Research commissioned by small business lending specialist Prospa has revealed that the majority (57 percent) of SME owners in New Zealand say it is getting harder to access funding from the banks and traditional lenders.
Of those that have tried to access funding, more than 55 percent of small business owners have missed out on opportunities to grow their business because they were unable to access funding when they needed it.
Prospa general manager, Adrienne Church says SMEs need funding to be able to move forward, whether its for hiring new employees, buying new equipment, or rolling out new goods or services.
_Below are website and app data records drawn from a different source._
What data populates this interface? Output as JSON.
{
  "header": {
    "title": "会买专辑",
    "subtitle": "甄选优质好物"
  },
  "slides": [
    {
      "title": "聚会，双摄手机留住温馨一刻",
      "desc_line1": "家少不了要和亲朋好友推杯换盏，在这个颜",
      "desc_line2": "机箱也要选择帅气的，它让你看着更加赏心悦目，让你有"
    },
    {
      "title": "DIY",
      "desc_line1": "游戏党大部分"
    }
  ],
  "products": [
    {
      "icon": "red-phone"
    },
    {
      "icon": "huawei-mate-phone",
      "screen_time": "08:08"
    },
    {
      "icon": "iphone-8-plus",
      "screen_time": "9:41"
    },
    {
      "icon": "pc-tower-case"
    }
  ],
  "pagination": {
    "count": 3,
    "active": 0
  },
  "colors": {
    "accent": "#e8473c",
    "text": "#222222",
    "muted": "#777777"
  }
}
“When businesses can’t access the capital they need, when they need, they can remain in a state of limbo, and in some cases, even go backwards. Or they can fall into the traps of blurring business and personal finances, which can add additional emotional stress.”
Beyond this, the survey found that 69 percent of small businesses have used personal finances for business purposes. Out of this statistic, almost two in three (65 percent) have tapped into personal savings and nearly four in ten (39 percent) have used personal credit cards. 24 percent of SME owners have borrowed from family and friends and 21 percent have drawn down on a mortgage.
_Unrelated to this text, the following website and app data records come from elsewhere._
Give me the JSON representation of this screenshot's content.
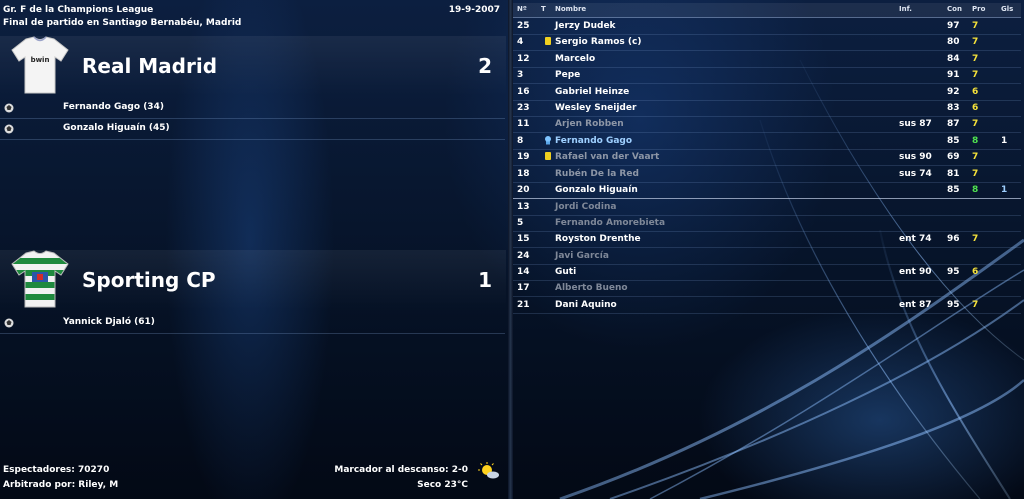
{
  "match": {
    "competition": "Gr. F de la Champions League",
    "subtitle": "Final de partido en Santiago Bernabéu, Madrid",
    "date": "19-9-2007"
  },
  "home": {
    "name": "Real Madrid",
    "score": "2",
    "shirt_icon": "white-shirt-icon",
    "shirt_text": "bwin",
    "events": [
      {
        "text": "Fernando Gago (34)",
        "icon": "goal-ball-icon"
      },
      {
        "text": "Gonzalo Higuaín (45)",
        "icon": "goal-ball-icon"
      }
    ]
  },
  "away": {
    "name": "Sporting CP",
    "score": "1",
    "shirt_icon": "green-hooped-shirt-icon",
    "events": [
      {
        "text": "Yannick Djaló (61)",
        "icon": "goal-ball-icon"
      }
    ]
  },
  "footer": {
    "spectators": "Espectadores: 70270",
    "referee": "Arbitrado por: Riley, M",
    "halftime": "Marcador al descanso: 2-0",
    "weather": "Seco 23°C",
    "weather_icon": "sun-cloud-icon"
  },
  "table": {
    "headers": {
      "num": "Nº",
      "t": "T",
      "name": "Nombre",
      "inf": "Inf.",
      "con": "Con",
      "pro": "Pro",
      "gls": "Gls"
    },
    "rows": [
      {
        "num": "25",
        "name": "Jerzy Dudek",
        "inf": "",
        "con": "97",
        "pro": "7",
        "gls": "",
        "state": "normal",
        "icon": ""
      },
      {
        "num": "4",
        "name": "Sergio Ramos (c)",
        "inf": "",
        "con": "80",
        "pro": "7",
        "gls": "",
        "state": "normal",
        "icon": "yellow-card-icon"
      },
      {
        "num": "12",
        "name": "Marcelo",
        "inf": "",
        "con": "84",
        "pro": "7",
        "gls": "",
        "state": "normal",
        "icon": ""
      },
      {
        "num": "3",
        "name": "Pepe",
        "inf": "",
        "con": "91",
        "pro": "7",
        "gls": "",
        "state": "normal",
        "icon": ""
      },
      {
        "num": "16",
        "name": "Gabriel Heinze",
        "inf": "",
        "con": "92",
        "pro": "6",
        "gls": "",
        "state": "normal",
        "icon": ""
      },
      {
        "num": "23",
        "name": "Wesley Sneijder",
        "inf": "",
        "con": "83",
        "pro": "6",
        "gls": "",
        "state": "normal",
        "icon": ""
      },
      {
        "num": "11",
        "name": "Arjen Robben",
        "inf": "sus 87",
        "con": "87",
        "pro": "7",
        "gls": "",
        "state": "sub-out",
        "icon": ""
      },
      {
        "num": "8",
        "name": "Fernando Gago",
        "inf": "",
        "con": "85",
        "pro": "8",
        "gls": "1",
        "state": "gago",
        "icon": "player-of-match-icon"
      },
      {
        "num": "19",
        "name": "Rafael van der Vaart",
        "inf": "sus 90",
        "con": "69",
        "pro": "7",
        "gls": "",
        "state": "sub-out",
        "icon": "yellow-card-icon"
      },
      {
        "num": "18",
        "name": "Rubén De la Red",
        "inf": "sus 74",
        "con": "81",
        "pro": "7",
        "gls": "",
        "state": "sub-out",
        "icon": ""
      },
      {
        "num": "20",
        "name": "Gonzalo Higuaín",
        "inf": "",
        "con": "85",
        "pro": "8",
        "gls": "1",
        "state": "normal",
        "icon": ""
      },
      {
        "num": "13",
        "name": "Jordi Codina",
        "inf": "",
        "con": "",
        "pro": "",
        "gls": "",
        "state": "unused",
        "icon": ""
      },
      {
        "num": "5",
        "name": "Fernando Amorebieta",
        "inf": "",
        "con": "",
        "pro": "",
        "gls": "",
        "state": "unused",
        "icon": ""
      },
      {
        "num": "15",
        "name": "Royston Drenthe",
        "inf": "ent 74",
        "con": "96",
        "pro": "7",
        "gls": "",
        "state": "normal",
        "icon": ""
      },
      {
        "num": "24",
        "name": "Javi García",
        "inf": "",
        "con": "",
        "pro": "",
        "gls": "",
        "state": "unused",
        "icon": ""
      },
      {
        "num": "14",
        "name": "Guti",
        "inf": "ent 90",
        "con": "95",
        "pro": "6",
        "gls": "",
        "state": "normal",
        "icon": ""
      },
      {
        "num": "17",
        "name": "Alberto Bueno",
        "inf": "",
        "con": "",
        "pro": "",
        "gls": "",
        "state": "unused",
        "icon": ""
      },
      {
        "num": "21",
        "name": "Dani Aquino",
        "inf": "ent 87",
        "con": "95",
        "pro": "7",
        "gls": "",
        "state": "normal",
        "icon": ""
      }
    ]
  }
}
When asked why it is getting harder to access funding from the banks and traditional lenders, 44 percent of respondents said too much red tape and that the process was too long, 41 percent said the products offered weren’t suited to their needs, and 37 percent said they either couldn’t or didn’t want to provide asset security, such as a family home, upfront.
“Many small businesses still don’t realise they have viable alternatives to banks and traditional lenders, and as a result they are missing out on opportunities to grow and invest in their own success,” says Church.
“Non-bank lenders like Prospa are designed to solve these small business pain points. We use data-driven technology to assess risk, can provide a response and funding within 24 hours, and don’t require asset security upfront to access funding.”
Church adds that small businesses have enough on their plate and improving access to finance will be critical to getting the economy back on track in 2021.